EXERCISE OBJECTIVE>
Where the word "this" shows up in a line below, that line is counted. State how many lines are counted, without any other words.

GIVEN DATA>
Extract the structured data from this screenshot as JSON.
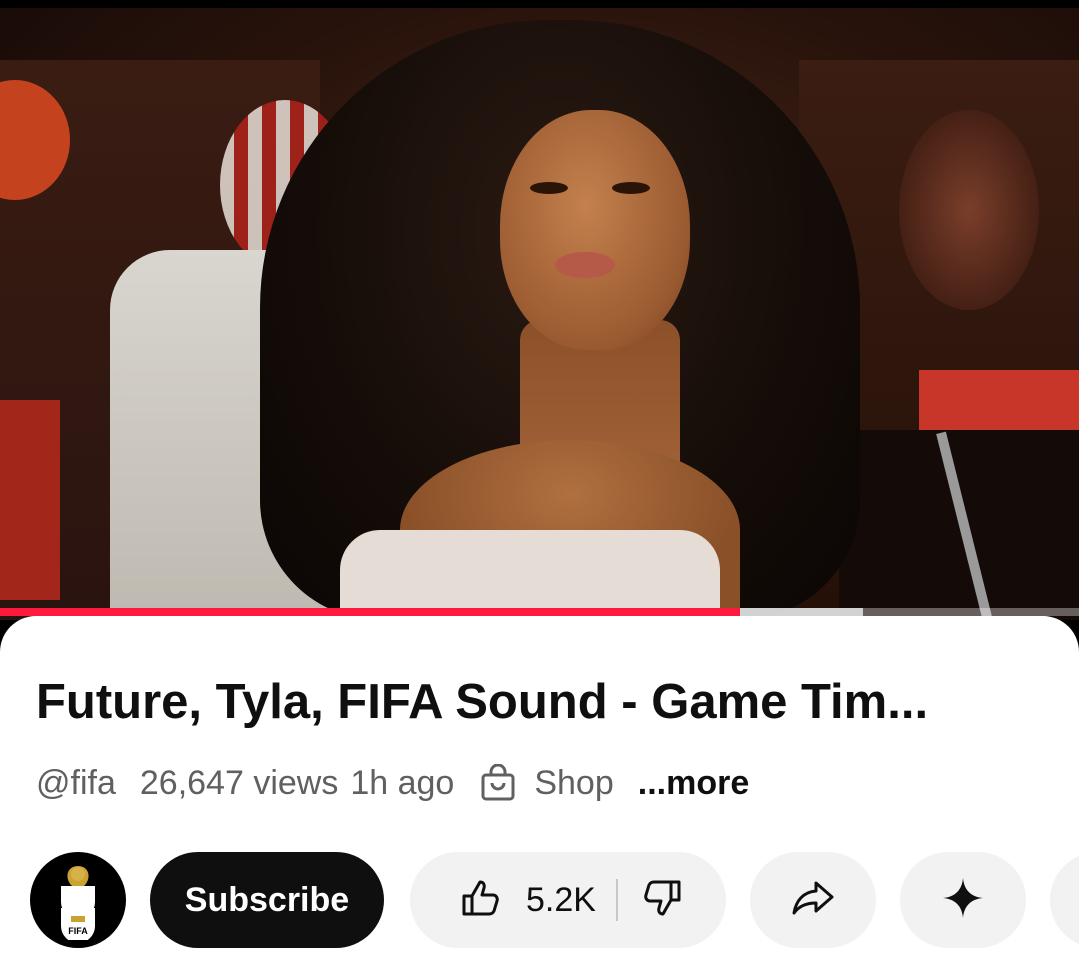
{
  "video": {
    "progress_played": 0.686,
    "progress_buffered": 0.8
  },
  "info": {
    "title": "Future, Tyla, FIFA Sound - Game Tim...",
    "channel_handle": "@fifa",
    "views": "26,647 views",
    "age": "1h ago",
    "shop_label": "Shop",
    "more_label": "...more"
  },
  "actions": {
    "avatar_text": "FIFA",
    "subscribe_label": "Subscribe",
    "like_count": "5.2K"
  },
  "icons": {
    "shop": "shopping-bag-icon",
    "like": "thumbs-up-icon",
    "dislike": "thumbs-down-icon",
    "share": "share-arrow-icon",
    "ask": "sparkle-icon"
  },
  "colors": {
    "progress": "#ff1a3d",
    "panel_bg": "#ffffff",
    "pill_bg": "#f2f2f2",
    "subscribe_bg": "#0f0f0f",
    "text_primary": "#0f0f0f",
    "text_secondary": "#606060"
  }
}
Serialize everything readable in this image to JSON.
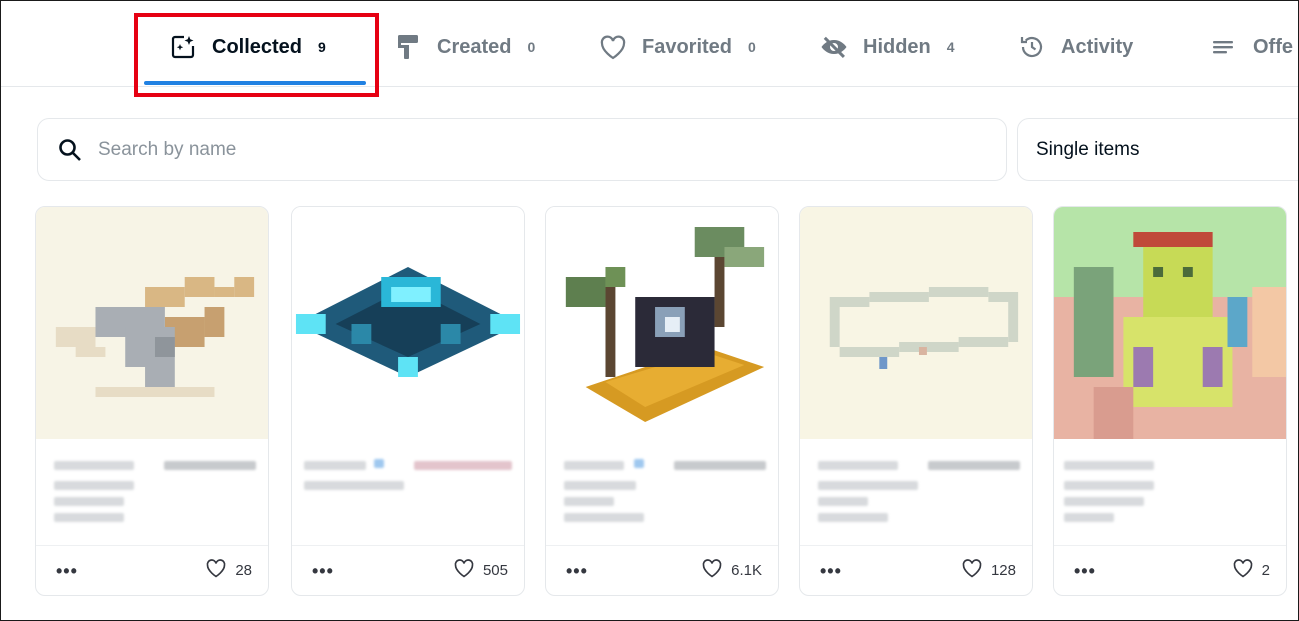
{
  "tabs": [
    {
      "label": "Collected",
      "count": "9",
      "icon": "collected-sparkle-icon",
      "active": true
    },
    {
      "label": "Created",
      "count": "0",
      "icon": "paint-roller-icon",
      "active": false
    },
    {
      "label": "Favorited",
      "count": "0",
      "icon": "heart-icon",
      "active": false
    },
    {
      "label": "Hidden",
      "count": "4",
      "icon": "eye-off-icon",
      "active": false
    },
    {
      "label": "Activity",
      "count": "",
      "icon": "history-icon",
      "active": false
    },
    {
      "label": "Offe",
      "count": "",
      "icon": "list-icon",
      "active": false
    }
  ],
  "search": {
    "placeholder": "Search by name",
    "icon": "search-icon"
  },
  "filter": {
    "selected": "Single items"
  },
  "cards": [
    {
      "favorites": "28"
    },
    {
      "favorites": "505"
    },
    {
      "favorites": "6.1K"
    },
    {
      "favorites": "128"
    },
    {
      "favorites": "2"
    }
  ],
  "colors": {
    "accent": "#2081e2",
    "highlight": "#e60012",
    "text": "#04111d",
    "muted": "#707a83"
  }
}
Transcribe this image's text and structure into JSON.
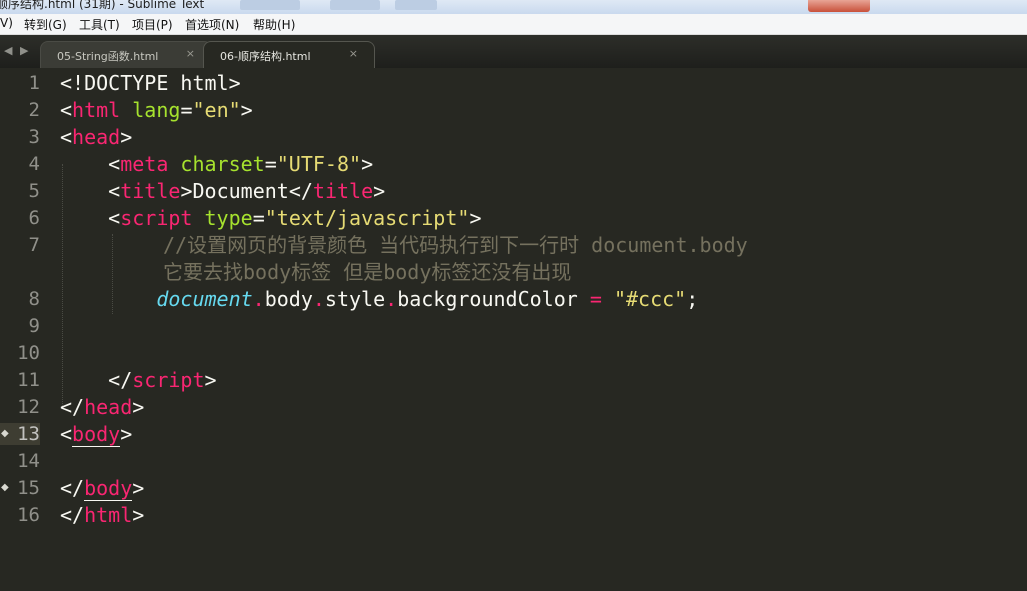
{
  "window": {
    "title": "顺序结构.html (31期) - Sublime Text"
  },
  "menu": [
    "V)",
    "转到(G)",
    "工具(T)",
    "项目(P)",
    "首选项(N)",
    "帮助(H)"
  ],
  "tabs": [
    {
      "label": "05-String函数.html",
      "close": "×",
      "active": false
    },
    {
      "label": "06-顺序结构.html",
      "close": "×",
      "active": true
    }
  ],
  "nav": {
    "back": "◀",
    "forward": "▶"
  },
  "gutter": [
    "1",
    "2",
    "3",
    "4",
    "5",
    "6",
    "7",
    "",
    "8",
    "9",
    "10",
    "11",
    "12",
    "13",
    "14",
    "15",
    "16"
  ],
  "current_line": "13",
  "bookmarked_lines": [
    "13",
    "15"
  ],
  "bookmark_icon": "tag-icon",
  "code": {
    "l1": {
      "a": "<!DOCTYPE html>"
    },
    "l2": {
      "lt": "<",
      "tag": "html",
      "attr": " lang",
      "eq": "=",
      "val": "\"en\"",
      "gt": ">"
    },
    "l3": {
      "lt": "<",
      "tag": "head",
      "gt": ">"
    },
    "l4": {
      "indent": "    ",
      "lt": "<",
      "tag": "meta",
      "attr": " charset",
      "eq": "=",
      "val": "\"UTF-8\"",
      "gt": ">"
    },
    "l5": {
      "indent": "    ",
      "lt": "<",
      "tag": "title",
      "gt": ">",
      "text": "Document",
      "lt2": "</",
      "tag2": "title",
      "gt2": ">"
    },
    "l6": {
      "indent": "    ",
      "lt": "<",
      "tag": "script",
      "attr": " type",
      "eq": "=",
      "val": "\"text/javascript\"",
      "gt": ">"
    },
    "l7a": "//设置网页的背景颜色 当代码执行到下一行时 document.body",
    "l7b": "它要去找body标签 但是body标签还没有出现",
    "l8": {
      "indent": "        ",
      "obj": "document",
      "dot1": ".",
      "p1": "body",
      "dot2": ".",
      "p2": "style",
      "dot3": ".",
      "p3": "backgroundColor",
      "sp": " ",
      "op": "=",
      "sp2": " ",
      "str": "\"#ccc\"",
      "semi": ";"
    },
    "l11": {
      "indent": "    ",
      "lt": "</",
      "tag": "script",
      "gt": ">"
    },
    "l12": {
      "lt": "</",
      "tag": "head",
      "gt": ">"
    },
    "l13": {
      "lt": "<",
      "tag": "body",
      "gt": ">"
    },
    "l15": {
      "lt": "</",
      "tag": "body",
      "gt": ">"
    },
    "l16": {
      "lt": "</",
      "tag": "html",
      "gt": ">"
    }
  },
  "colors": {
    "background": "#272822",
    "tag": "#f92672",
    "attribute": "#a6e22e",
    "string": "#e6db74",
    "comment": "#75715e",
    "builtin": "#66d9ef",
    "text": "#f8f8f2"
  }
}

ANSWER BELOW>
3